Now, imagine where your knee and leg would be in that show-jumping saddle if you let your stirrups down to dressage length. Doesn’t work, does it? If you rode with longer stirrups, the flap of the jumping saddle would be too far in front of you and the balance point of the saddle (the swale) would be too far back, causing you to fall behind the motion when your horse moved.
Alternatively, if you imagine you are riding with the dressage saddle’s stirrups at show-jumping length, you would quickly see that your knees would extend out beyond the knee rolls. I don’t want you to actually try to jump in a dressage saddle, but I hope my point is well taken. A saddle that tries to suit the requirements of both these disciplines ends up suiting neither.
This horse has a worried expression and for good reason. The cavesson, especially the back part of it, is way too low, so it is trapping and pinching the horse’s mouth between the bit and the cavesson every time the bit is used. In addition, the flash is so tight that it is restricting the horse’s breathing and will cut grooves in the cartilage of his nose. He is so uncomfortable that he is trying to open his mouth in an attempt to resist the pain. | © Frank Sorge/arnd.nl
A Bit of Advice
Just as with all the other tools of our trade, we need to understand bits and their various functions. Before we can decide what sort of bit we need, we have to determine what sort of horse we have. In broad, general terms, horses misbehave in three ways: They pull down toward the ground, or lock their jaw and pull straight ahead, or they carry their head and neck too high and completely invert their back. Each of these conditions requires a different bit. For example, the horse who pulls down and out needs some form of gag snaffle to help you rebalance him.
Speaking of bits, how about the young lady who shows up for a jumping lesson with her horse tacked up in a gag snaffle and a running martingale? A gag snaffle tends to elevate your horse’s head, while a martingale tends to keep your horse from lifting his head. To paraphrase Sigmund Freud, what does that rider want? She is using two antithetical pieces of equipment, and her horse will show his discomfort by becoming increasingly problematic.

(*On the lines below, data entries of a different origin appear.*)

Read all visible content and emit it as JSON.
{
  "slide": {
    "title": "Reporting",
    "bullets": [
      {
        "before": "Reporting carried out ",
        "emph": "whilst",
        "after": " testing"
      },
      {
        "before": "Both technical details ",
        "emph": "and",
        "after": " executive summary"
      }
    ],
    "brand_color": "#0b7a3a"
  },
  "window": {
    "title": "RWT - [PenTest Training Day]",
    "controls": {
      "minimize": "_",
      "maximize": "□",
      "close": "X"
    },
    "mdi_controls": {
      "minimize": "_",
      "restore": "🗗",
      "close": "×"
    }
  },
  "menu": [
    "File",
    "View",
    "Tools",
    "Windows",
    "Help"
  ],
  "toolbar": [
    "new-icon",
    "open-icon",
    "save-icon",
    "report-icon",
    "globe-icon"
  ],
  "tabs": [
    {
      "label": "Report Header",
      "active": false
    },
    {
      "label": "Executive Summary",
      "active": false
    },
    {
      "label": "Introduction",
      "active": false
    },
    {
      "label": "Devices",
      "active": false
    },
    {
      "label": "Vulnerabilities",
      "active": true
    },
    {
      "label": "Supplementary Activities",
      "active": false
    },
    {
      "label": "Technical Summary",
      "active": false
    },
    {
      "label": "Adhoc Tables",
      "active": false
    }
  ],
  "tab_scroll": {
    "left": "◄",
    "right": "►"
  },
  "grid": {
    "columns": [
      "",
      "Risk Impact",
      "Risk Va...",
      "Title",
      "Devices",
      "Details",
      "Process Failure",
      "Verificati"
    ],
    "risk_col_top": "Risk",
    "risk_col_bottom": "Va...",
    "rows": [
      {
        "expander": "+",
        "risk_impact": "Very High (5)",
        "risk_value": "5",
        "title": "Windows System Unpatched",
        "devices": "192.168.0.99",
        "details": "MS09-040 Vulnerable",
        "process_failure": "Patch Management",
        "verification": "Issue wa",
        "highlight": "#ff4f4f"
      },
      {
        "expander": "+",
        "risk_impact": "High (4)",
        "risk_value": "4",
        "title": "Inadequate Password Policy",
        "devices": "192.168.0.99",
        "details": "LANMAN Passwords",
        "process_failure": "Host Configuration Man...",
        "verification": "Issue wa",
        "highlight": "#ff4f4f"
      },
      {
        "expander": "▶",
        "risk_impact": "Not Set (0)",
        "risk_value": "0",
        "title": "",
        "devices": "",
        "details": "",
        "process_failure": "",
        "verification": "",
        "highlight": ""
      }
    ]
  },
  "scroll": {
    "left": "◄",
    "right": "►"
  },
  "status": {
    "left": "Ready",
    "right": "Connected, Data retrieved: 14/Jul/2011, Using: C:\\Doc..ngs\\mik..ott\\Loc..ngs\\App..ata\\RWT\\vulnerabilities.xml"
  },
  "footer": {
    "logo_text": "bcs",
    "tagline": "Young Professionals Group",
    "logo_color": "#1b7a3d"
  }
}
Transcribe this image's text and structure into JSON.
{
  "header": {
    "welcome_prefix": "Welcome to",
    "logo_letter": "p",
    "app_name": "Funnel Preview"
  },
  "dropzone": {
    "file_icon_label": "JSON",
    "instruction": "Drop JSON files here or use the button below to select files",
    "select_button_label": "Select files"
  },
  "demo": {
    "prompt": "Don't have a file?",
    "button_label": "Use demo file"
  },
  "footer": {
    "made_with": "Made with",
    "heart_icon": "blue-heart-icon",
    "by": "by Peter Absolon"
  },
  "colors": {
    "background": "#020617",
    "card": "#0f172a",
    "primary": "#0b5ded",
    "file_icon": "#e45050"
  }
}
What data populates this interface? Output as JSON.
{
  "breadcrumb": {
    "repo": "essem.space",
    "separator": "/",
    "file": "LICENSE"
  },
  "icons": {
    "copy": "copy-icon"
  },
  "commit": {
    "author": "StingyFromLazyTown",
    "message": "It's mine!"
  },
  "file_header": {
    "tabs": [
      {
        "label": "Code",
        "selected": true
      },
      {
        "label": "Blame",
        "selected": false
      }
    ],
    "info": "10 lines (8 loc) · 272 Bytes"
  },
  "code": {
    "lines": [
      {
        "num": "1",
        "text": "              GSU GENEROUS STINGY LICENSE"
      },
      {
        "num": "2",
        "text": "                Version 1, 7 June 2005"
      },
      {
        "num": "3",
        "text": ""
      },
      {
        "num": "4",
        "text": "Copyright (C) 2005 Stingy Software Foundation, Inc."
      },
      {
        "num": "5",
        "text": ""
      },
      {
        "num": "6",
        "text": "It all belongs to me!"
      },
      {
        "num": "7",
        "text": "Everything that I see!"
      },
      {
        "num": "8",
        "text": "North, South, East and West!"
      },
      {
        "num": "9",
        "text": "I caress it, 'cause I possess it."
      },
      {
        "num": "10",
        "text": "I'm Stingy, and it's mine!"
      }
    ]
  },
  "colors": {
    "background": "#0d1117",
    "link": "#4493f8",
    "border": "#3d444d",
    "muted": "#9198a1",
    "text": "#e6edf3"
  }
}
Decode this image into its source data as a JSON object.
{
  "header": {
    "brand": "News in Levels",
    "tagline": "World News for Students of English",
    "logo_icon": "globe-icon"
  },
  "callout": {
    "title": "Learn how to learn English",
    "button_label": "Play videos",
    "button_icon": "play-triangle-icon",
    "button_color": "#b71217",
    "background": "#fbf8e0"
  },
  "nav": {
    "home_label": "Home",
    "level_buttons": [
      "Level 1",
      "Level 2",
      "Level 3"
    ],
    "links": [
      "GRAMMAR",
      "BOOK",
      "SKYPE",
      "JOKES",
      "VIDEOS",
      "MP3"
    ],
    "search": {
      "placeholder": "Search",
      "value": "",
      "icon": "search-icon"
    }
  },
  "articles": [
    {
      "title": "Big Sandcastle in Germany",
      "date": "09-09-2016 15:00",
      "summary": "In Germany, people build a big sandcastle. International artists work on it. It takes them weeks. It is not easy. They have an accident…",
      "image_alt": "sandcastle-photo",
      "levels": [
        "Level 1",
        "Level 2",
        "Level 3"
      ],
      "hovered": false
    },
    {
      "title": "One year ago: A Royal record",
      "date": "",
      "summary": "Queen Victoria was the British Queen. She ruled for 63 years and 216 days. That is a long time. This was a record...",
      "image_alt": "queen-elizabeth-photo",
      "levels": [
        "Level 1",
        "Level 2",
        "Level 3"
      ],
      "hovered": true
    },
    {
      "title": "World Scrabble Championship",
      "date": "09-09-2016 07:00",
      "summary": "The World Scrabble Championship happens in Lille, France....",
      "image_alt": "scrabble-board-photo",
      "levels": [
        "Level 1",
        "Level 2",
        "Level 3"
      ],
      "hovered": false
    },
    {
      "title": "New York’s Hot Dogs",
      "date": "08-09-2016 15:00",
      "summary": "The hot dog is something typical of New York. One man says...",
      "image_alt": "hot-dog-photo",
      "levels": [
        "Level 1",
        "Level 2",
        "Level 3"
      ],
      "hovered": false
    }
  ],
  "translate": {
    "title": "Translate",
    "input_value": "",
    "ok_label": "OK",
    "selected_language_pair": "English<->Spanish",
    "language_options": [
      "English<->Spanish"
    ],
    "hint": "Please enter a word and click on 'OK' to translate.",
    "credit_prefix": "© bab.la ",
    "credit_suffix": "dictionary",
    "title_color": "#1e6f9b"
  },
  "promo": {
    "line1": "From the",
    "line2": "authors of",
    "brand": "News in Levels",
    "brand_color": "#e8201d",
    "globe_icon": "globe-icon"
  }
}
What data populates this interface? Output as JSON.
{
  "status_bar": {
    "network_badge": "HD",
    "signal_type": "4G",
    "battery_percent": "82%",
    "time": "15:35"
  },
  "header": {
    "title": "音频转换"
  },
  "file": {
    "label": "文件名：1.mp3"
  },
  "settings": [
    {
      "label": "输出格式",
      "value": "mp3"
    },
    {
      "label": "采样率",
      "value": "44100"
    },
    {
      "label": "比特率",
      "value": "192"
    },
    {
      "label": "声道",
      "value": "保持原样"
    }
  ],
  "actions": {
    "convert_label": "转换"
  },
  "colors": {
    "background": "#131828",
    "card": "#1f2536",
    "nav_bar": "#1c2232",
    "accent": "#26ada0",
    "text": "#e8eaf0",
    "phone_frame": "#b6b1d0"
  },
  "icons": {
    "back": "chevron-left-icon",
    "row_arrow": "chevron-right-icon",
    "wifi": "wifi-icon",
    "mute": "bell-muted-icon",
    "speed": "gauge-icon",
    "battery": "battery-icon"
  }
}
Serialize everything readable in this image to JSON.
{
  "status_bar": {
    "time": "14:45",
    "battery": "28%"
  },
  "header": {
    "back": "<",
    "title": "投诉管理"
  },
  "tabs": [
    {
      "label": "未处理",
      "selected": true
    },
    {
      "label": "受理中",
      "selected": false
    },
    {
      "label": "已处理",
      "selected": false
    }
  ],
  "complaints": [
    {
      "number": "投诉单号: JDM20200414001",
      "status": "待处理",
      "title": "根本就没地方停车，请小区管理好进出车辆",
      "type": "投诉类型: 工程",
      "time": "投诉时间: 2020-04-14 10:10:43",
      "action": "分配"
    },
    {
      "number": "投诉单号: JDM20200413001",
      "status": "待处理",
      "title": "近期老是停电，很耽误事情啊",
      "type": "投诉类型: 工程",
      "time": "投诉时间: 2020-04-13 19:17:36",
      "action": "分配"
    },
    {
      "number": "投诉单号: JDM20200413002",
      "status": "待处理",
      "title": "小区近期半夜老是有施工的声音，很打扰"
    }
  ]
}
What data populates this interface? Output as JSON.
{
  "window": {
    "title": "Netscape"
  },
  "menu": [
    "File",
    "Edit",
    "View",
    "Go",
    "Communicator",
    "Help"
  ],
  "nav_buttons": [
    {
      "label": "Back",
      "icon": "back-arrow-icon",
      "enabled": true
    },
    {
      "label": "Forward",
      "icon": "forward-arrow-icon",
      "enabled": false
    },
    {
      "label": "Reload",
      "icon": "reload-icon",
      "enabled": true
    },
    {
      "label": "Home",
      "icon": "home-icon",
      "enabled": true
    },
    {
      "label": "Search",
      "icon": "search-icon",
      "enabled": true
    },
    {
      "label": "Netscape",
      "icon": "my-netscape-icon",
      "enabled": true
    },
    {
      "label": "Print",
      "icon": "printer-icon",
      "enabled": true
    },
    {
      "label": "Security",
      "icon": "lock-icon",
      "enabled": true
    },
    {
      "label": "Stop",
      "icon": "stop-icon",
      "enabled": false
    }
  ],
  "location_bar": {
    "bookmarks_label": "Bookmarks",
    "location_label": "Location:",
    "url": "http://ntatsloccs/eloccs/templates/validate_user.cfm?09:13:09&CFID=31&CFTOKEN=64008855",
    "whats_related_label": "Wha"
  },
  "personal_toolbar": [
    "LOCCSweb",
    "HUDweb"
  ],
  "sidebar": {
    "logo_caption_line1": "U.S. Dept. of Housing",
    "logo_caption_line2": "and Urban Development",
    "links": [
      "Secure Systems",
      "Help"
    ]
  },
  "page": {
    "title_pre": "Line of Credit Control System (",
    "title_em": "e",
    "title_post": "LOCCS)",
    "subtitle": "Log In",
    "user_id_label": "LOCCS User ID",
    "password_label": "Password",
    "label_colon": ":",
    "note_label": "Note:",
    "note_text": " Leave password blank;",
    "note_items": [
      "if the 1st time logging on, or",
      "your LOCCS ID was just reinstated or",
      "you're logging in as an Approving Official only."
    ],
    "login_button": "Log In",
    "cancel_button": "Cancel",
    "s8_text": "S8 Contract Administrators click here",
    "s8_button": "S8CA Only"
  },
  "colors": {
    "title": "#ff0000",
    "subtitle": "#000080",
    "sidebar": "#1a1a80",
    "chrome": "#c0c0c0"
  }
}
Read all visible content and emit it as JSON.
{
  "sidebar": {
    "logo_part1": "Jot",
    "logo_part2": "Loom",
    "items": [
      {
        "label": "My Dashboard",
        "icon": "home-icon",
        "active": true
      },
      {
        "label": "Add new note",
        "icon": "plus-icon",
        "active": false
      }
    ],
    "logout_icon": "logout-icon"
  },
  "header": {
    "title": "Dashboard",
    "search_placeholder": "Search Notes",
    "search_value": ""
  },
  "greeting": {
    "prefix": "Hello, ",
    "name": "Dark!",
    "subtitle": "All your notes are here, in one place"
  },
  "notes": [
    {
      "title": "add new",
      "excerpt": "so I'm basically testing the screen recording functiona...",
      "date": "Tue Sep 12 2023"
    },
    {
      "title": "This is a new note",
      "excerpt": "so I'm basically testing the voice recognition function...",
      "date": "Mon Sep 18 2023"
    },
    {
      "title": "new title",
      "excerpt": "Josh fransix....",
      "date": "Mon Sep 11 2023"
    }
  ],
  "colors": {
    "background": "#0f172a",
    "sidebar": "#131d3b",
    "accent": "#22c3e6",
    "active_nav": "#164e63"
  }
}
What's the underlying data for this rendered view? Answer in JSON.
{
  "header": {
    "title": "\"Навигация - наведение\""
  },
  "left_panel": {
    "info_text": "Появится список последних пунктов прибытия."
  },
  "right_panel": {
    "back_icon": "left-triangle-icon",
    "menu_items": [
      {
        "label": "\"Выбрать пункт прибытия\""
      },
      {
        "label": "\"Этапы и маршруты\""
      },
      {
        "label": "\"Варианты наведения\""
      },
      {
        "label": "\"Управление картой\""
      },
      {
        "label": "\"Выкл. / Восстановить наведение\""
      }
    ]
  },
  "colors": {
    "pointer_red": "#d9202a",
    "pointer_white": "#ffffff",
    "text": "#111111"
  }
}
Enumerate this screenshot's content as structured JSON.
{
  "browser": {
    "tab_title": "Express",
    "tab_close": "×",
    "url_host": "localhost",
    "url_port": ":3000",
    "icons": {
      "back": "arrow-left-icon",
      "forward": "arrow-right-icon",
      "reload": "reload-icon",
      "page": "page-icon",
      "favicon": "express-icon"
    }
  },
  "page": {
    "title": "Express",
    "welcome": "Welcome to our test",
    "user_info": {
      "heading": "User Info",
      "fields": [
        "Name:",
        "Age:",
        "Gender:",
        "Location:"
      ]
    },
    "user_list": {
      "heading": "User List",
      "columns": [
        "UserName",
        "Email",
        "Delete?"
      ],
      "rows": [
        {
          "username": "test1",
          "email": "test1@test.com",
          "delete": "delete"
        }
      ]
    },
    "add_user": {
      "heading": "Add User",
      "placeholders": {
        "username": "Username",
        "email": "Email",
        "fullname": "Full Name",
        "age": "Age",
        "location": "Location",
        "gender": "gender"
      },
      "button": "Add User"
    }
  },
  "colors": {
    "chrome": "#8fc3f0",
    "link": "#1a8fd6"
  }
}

For horses who lock their jaws and pull straight ahead, I usually recommend a bit with some sort of corrugated surface—a cherry roller, magenis snaffle, Dr. Bristol or something similar. When horses invert, I want you to try a bit with a curb chain, a Kimberwicke or pelham, and I suggest you use an adapter that attaches to both rings and connects to a single rein with either. If you are having trouble with your horse, attempting to use a bit that has two reins instead of one is probably a needless complication right now.
Not every horse responds immediately to a bit change. Try various types until you find one that helps your horse become more controllable.
I have given you a couple of simple illustrations of studying the tools you use to ride and train. However, a multiplicity of tools is available to help us effect every possible action we want to take with our horses. Some of the tools are almost magical in their usefulness, and some are actively detrimental. It is up to us to learn the tools of our trade. Our horses trust us to make correct decisions, and we have to make sure those decisions are well-informed.
This article originally appeared in the September 2015 issue of Practical Horseman.